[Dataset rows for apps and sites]

^^^^

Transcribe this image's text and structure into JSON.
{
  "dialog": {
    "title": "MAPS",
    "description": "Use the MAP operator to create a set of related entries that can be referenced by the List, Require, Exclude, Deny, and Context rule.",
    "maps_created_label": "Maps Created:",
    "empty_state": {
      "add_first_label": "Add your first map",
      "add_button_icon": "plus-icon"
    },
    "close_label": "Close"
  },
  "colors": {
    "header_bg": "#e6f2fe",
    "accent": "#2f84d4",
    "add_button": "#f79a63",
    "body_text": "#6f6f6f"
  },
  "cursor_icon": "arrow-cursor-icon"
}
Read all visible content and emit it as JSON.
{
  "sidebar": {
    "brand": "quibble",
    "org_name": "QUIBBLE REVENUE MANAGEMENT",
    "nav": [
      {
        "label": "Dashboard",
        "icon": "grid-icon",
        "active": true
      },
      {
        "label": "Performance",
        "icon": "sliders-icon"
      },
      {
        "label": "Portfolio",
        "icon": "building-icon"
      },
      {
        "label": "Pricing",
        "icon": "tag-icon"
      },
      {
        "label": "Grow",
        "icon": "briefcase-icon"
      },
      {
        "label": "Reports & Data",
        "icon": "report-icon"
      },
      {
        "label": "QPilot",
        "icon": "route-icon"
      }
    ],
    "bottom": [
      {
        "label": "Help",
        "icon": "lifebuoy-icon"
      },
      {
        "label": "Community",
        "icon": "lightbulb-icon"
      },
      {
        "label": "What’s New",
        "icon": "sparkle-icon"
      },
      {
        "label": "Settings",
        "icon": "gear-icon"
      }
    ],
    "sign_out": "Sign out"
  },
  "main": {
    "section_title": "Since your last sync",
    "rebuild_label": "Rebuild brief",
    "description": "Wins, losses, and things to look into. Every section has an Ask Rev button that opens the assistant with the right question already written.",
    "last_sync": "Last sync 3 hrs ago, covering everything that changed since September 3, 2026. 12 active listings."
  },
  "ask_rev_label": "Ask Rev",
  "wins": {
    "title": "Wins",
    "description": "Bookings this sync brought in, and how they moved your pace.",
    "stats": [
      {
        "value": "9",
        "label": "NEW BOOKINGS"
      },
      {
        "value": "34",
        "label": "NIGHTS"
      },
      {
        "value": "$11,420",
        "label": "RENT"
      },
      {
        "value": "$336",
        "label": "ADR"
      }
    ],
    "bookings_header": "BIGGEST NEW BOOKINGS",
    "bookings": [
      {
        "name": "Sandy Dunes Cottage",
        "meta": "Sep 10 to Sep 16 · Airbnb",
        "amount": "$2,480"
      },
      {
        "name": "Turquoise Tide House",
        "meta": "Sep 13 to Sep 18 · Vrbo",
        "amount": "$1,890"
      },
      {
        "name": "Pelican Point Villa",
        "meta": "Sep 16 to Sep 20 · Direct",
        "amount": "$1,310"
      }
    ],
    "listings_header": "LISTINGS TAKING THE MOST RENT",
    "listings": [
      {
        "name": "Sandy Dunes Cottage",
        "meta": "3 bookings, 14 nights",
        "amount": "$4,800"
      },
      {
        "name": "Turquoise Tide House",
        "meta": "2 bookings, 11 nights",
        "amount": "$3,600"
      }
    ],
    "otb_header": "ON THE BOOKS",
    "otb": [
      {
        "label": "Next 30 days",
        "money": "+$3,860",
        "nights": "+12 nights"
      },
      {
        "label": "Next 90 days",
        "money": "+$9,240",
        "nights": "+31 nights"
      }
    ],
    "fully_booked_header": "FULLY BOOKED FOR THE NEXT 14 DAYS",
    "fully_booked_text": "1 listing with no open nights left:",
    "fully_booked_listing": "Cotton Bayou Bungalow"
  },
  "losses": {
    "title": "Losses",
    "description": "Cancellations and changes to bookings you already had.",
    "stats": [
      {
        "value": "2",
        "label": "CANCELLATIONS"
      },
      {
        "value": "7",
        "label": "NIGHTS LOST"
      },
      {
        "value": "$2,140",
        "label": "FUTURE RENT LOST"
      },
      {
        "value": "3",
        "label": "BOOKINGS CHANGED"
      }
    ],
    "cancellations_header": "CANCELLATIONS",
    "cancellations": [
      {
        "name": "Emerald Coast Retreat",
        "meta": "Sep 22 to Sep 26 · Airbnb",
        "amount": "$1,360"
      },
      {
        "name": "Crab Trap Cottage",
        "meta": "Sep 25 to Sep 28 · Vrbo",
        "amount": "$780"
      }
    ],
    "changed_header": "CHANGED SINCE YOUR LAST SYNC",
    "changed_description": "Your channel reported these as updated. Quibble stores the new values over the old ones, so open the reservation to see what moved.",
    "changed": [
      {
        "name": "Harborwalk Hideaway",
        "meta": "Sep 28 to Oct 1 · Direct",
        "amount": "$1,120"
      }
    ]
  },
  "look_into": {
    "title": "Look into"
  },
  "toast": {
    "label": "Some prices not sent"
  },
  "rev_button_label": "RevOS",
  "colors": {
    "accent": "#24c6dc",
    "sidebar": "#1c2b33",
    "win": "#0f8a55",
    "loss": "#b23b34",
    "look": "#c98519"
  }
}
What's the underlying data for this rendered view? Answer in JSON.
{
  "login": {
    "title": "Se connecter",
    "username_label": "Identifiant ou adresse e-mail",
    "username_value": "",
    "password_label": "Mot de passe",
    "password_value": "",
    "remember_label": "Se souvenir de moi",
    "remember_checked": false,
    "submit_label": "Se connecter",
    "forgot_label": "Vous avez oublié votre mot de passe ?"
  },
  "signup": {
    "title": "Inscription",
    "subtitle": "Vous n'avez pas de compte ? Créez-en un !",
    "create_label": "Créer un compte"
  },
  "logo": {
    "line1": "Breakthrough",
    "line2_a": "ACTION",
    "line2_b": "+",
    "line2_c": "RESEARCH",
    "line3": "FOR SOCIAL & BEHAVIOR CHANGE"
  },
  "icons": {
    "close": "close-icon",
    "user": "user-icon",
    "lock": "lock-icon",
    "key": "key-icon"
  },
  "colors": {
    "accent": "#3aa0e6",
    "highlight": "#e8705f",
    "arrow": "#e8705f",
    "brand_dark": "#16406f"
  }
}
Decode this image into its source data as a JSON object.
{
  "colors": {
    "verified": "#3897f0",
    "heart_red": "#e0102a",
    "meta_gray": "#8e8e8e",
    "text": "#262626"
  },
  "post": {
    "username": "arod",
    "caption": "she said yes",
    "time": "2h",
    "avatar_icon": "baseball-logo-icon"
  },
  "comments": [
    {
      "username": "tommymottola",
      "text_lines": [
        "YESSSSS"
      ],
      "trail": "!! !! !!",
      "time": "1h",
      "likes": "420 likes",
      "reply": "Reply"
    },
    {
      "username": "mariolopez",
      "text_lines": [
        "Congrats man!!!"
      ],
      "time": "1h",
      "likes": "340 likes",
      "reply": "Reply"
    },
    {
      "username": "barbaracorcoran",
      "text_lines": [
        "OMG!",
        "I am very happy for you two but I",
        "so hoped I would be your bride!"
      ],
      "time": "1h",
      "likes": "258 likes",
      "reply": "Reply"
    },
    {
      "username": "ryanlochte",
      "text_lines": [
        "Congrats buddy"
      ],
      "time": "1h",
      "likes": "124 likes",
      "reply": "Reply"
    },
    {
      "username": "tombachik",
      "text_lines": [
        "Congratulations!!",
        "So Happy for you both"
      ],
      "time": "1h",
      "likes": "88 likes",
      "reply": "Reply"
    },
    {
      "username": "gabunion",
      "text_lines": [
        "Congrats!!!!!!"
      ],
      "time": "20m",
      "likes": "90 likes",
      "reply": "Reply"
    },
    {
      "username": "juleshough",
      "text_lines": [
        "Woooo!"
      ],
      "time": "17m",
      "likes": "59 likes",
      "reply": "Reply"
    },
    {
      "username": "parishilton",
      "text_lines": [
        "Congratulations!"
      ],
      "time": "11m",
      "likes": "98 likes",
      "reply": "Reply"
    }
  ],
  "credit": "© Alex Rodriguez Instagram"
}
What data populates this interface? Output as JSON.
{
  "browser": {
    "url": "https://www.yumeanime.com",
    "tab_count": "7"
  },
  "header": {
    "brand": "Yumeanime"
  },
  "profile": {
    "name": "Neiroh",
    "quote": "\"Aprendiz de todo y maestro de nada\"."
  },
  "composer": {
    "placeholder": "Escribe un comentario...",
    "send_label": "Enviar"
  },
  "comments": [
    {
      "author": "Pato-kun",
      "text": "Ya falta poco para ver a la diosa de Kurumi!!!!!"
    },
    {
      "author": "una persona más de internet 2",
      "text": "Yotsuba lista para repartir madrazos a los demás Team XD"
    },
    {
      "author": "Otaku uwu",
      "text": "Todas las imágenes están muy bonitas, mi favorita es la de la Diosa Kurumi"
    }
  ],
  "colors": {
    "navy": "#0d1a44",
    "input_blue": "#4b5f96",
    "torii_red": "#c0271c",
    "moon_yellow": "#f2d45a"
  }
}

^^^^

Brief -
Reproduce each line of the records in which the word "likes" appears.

Reply -
      "likes": "420 likes",
      "likes": "340 likes",
      "likes": "258 likes",
      "likes": "124 likes",
      "likes": "88 likes",
      "likes": "90 likes",
      "likes": "59 likes",
      "likes": "98 likes",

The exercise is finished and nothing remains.